World Baseball Classic

Saturday, January 17th, 2009

What do you think about the World Baseball Classic? Personally I think it’s a unique concept that is largely harmless. Every three years is not overkill. It’s just not that easy to work into the calendar, which leads to problems, especially with pitchers. But once you get into the knockout round, it’s fun. Only thing I might do is go from 16 countries down to eight. Highlight the best teams and don’t waste time with 16-1 games early on.

Chan-Ho Park will skip the World Baseball Classic in order to focus on winning a rotation spot with the Phillies. Many assumed he would be a bullpen arm but Park is driving towards being their 5th starter behind Cole Hamels (BlueClaws 2003), Brett Myers, Joe Blanton, and Jamie Moyer. Park will compete with Kyle Kendrick (04-06), JA Happ (2005), and Carlos Carrasco (2006).

The most interesting part about this is Park breaking down into tears when making the announcement in his native South Korea. I don’t think one US player has broken down into tears when he announced his intentions to play or skip the WBC.

We briefly mentioned this in our Winter Tour live blog, that we’ll be doing another live blog during FanFest, which we also mentioned is Saturday, March 7th, beginning at noon. So much more to come on this, but keep that day clear on your calendars.

Part of FanFest will be a viewing of that day’s USA/Canada World Baseball Classic game on our video board. Canada’s 2006 WBC roster included former BlueClaw Scott Mathieson (2004), as well as Justin Morneau, Jason Bay, and Erik Bedard.

Q&A: Michael Taylor (Part 2)

Friday, January 16th, 2009

Here’s part 2 of our interview with 2008 BlueClaws OF Michael Taylor, which focuses on his time in Hawaii during their annual winter league. Click here for part 1.  

Michael TaylorQuestion: How was the Hawaiian Winter League?

Michael Taylor: It was good baseball. We had six outfielders on our team, so you’re only playing two or three games per week. One day on, two days off, so it’s hard to get into a rhythm. There is good competition. There are also some foreign big leaguers from Japan or Korea. It’s a different experience. You learn on the fly. They play a lot differently than we do. Spreading out 80 at-bats over two months with a lot of different factors, it’s not necessarily great on the baseball side for most guys because it’s different, but the experience is great and I wouldn’t trade it for anything.

Q: How are the foreign players?

MT: They throw more pitches and work harder to disrupt timing.
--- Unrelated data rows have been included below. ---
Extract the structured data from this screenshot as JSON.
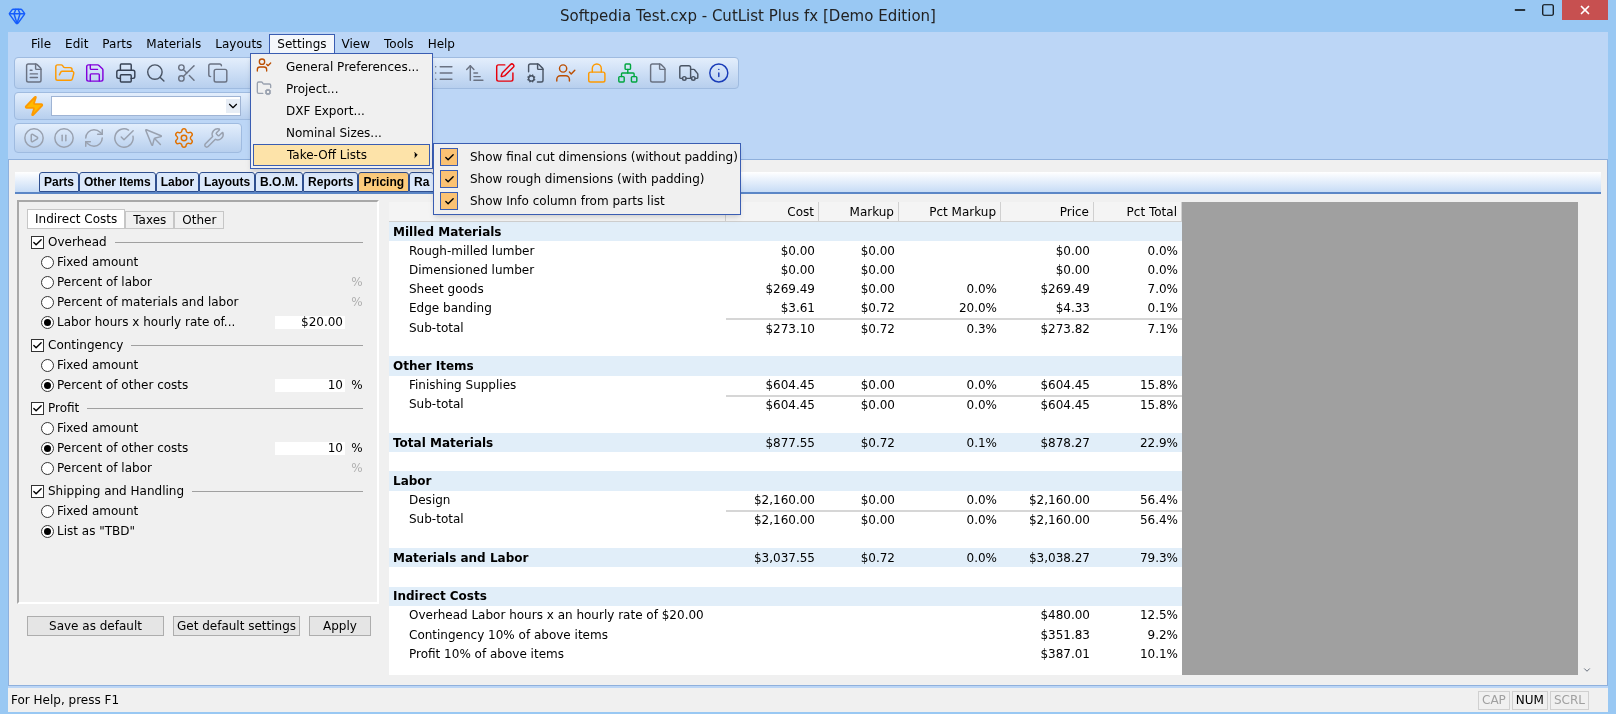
{
  "window": {
    "title": "Softpedia Test.cxp - CutList Plus fx [Demo Edition]"
  },
  "menu_bar": [
    {
      "label": "File",
      "selected": false
    },
    {
      "label": "Edit",
      "selected": false
    },
    {
      "label": "Parts",
      "selected": false
    },
    {
      "label": "Materials",
      "selected": false
    },
    {
      "label": "Layouts",
      "selected": false
    },
    {
      "label": "Settings",
      "selected": true
    },
    {
      "label": "View",
      "selected": false
    },
    {
      "label": "Tools",
      "selected": false
    },
    {
      "label": "Help",
      "selected": false
    }
  ],
  "settings_menu": [
    {
      "label": "General Preferences...",
      "selected": false,
      "has_submenu": false
    },
    {
      "label": "Project...",
      "selected": false,
      "has_submenu": false
    },
    {
      "label": "DXF Export...",
      "selected": false,
      "has_submenu": false
    },
    {
      "label": "Nominal Sizes...",
      "selected": false,
      "has_submenu": false
    },
    {
      "label": "Take-Off Lists",
      "selected": true,
      "has_submenu": true
    }
  ],
  "takeoff_submenu": [
    {
      "label": "Show final cut dimensions (without padding)",
      "checked": true
    },
    {
      "label": "Show rough dimensions (with padding)",
      "checked": true
    },
    {
      "label": "Show Info column from parts list",
      "checked": true
    }
  ],
  "tabs": [
    {
      "label": "Parts",
      "selected": false
    },
    {
      "label": "Other Items",
      "selected": false
    },
    {
      "label": "Labor",
      "selected": false
    },
    {
      "label": "Layouts",
      "selected": false
    },
    {
      "label": "B.O.M.",
      "selected": false
    },
    {
      "label": "Reports",
      "selected": false
    },
    {
      "label": "Pricing",
      "selected": true
    },
    {
      "label": "Ra",
      "selected": false
    }
  ],
  "settings_panel": {
    "tabs": [
      {
        "label": "Indirect Costs",
        "selected": true
      },
      {
        "label": "Taxes",
        "selected": false
      },
      {
        "label": "Other",
        "selected": false
      }
    ],
    "groups": [
      {
        "label": "Overhead",
        "checked": true,
        "options": [
          {
            "label": "Fixed amount",
            "selected": false
          },
          {
            "label": "Percent of labor",
            "selected": false,
            "unit": "%"
          },
          {
            "label": "Percent of materials and labor",
            "selected": false,
            "unit": "%"
          },
          {
            "label": "Labor hours x hourly rate of...",
            "selected": true,
            "value": "$20.00"
          }
        ]
      },
      {
        "label": "Contingency",
        "checked": true,
        "options": [
          {
            "label": "Fixed amount",
            "selected": false
          },
          {
            "label": "Percent of other costs",
            "selected": true,
            "value": "10",
            "unit": "%"
          }
        ]
      },
      {
        "label": "Profit",
        "checked": true,
        "options": [
          {
            "label": "Fixed amount",
            "selected": false
          },
          {
            "label": "Percent of other costs",
            "selected": true,
            "value": "10",
            "unit": "%"
          },
          {
            "label": "Percent of labor",
            "selected": false,
            "unit": "%"
          }
        ]
      },
      {
        "label": "Shipping and Handling",
        "checked": true,
        "options": [
          {
            "label": "Fixed amount",
            "selected": false
          },
          {
            "label": "List as \"TBD\"",
            "selected": true
          }
        ]
      }
    ],
    "buttons": [
      "Save as default",
      "Get default settings",
      "Apply"
    ]
  },
  "table": {
    "columns": [
      "Cost",
      "Markup",
      "Pct Markup",
      "Price",
      "Pct Total"
    ],
    "rows": [
      {
        "kind": "section",
        "label": "Milled Materials"
      },
      {
        "kind": "item",
        "label": "Rough-milled lumber",
        "cells": [
          "$0.00",
          "$0.00",
          "",
          "$0.00",
          "0.0%"
        ]
      },
      {
        "kind": "item",
        "label": "Dimensioned lumber",
        "cells": [
          "$0.00",
          "$0.00",
          "",
          "$0.00",
          "0.0%"
        ]
      },
      {
        "kind": "item",
        "label": "Sheet goods",
        "cells": [
          "$269.49",
          "$0.00",
          "0.0%",
          "$269.49",
          "7.0%"
        ]
      },
      {
        "kind": "item",
        "label": "Edge banding",
        "cells": [
          "$3.61",
          "$0.72",
          "20.0%",
          "$4.33",
          "0.1%"
        ]
      },
      {
        "kind": "subtotal",
        "label": "Sub-total",
        "cells": [
          "$273.10",
          "$0.72",
          "0.3%",
          "$273.82",
          "7.1%"
        ]
      },
      {
        "kind": "blank"
      },
      {
        "kind": "section",
        "label": "Other Items"
      },
      {
        "kind": "item",
        "label": "Finishing Supplies",
        "cells": [
          "$604.45",
          "$0.00",
          "0.0%",
          "$604.45",
          "15.8%"
        ]
      },
      {
        "kind": "subtotal",
        "label": "Sub-total",
        "cells": [
          "$604.45",
          "$0.00",
          "0.0%",
          "$604.45",
          "15.8%"
        ]
      },
      {
        "kind": "blank"
      },
      {
        "kind": "total",
        "label": "Total Materials",
        "cells": [
          "$877.55",
          "$0.72",
          "0.1%",
          "$878.27",
          "22.9%"
        ]
      },
      {
        "kind": "blank"
      },
      {
        "kind": "section",
        "label": "Labor"
      },
      {
        "kind": "item",
        "label": "Design",
        "cells": [
          "$2,160.00",
          "$0.00",
          "0.0%",
          "$2,160.00",
          "56.4%"
        ]
      },
      {
        "kind": "subtotal",
        "label": "Sub-total",
        "cells": [
          "$2,160.00",
          "$0.00",
          "0.0%",
          "$2,160.00",
          "56.4%"
        ]
      },
      {
        "kind": "blank"
      },
      {
        "kind": "total",
        "label": "Materials and Labor",
        "cells": [
          "$3,037.55",
          "$0.72",
          "0.0%",
          "$3,038.27",
          "79.3%"
        ]
      },
      {
        "kind": "blank"
      },
      {
        "kind": "section",
        "label": "Indirect Costs"
      },
      {
        "kind": "item",
        "label": "Overhead Labor hours x an hourly rate of $20.00",
        "cells": [
          "",
          "",
          "",
          "$480.00",
          "12.5%"
        ]
      },
      {
        "kind": "item",
        "label": "Contingency 10% of above items",
        "cells": [
          "",
          "",
          "",
          "$351.83",
          "9.2%"
        ]
      },
      {
        "kind": "item",
        "label": "Profit 10% of above items",
        "cells": [
          "",
          "",
          "",
          "$387.01",
          "10.1%"
        ]
      }
    ]
  },
  "status_bar": {
    "help_text": "For Help, press F1",
    "indicators": [
      {
        "label": "CAP",
        "on": false
      },
      {
        "label": "NUM",
        "on": true
      },
      {
        "label": "SCRL",
        "on": false
      }
    ]
  }
}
Most domestic big leaguers, their emotions are pretty similar. It’s fastball-curve-change or fastball-slider-change. They have more deceiving motions, and change their motions a lot more. Some quick pitching, long holds, varying speeds, and they throw a lot more pitches. We had a guy who threw a four-seamer and a two-seamer, change, screwball, split-finger, all at different speeds. You’re looking at seven or eight types of pitches. Here, the best guys have maybe four. In the minors it’s usually two or three. But these guys never threw the same pitch twice and were adept at mixing up speeds and throwing anything and everything in any count. It was a challenge, especially early on. They were polished.

Q: Were you able to absorb the culture in Hawaii? (more…)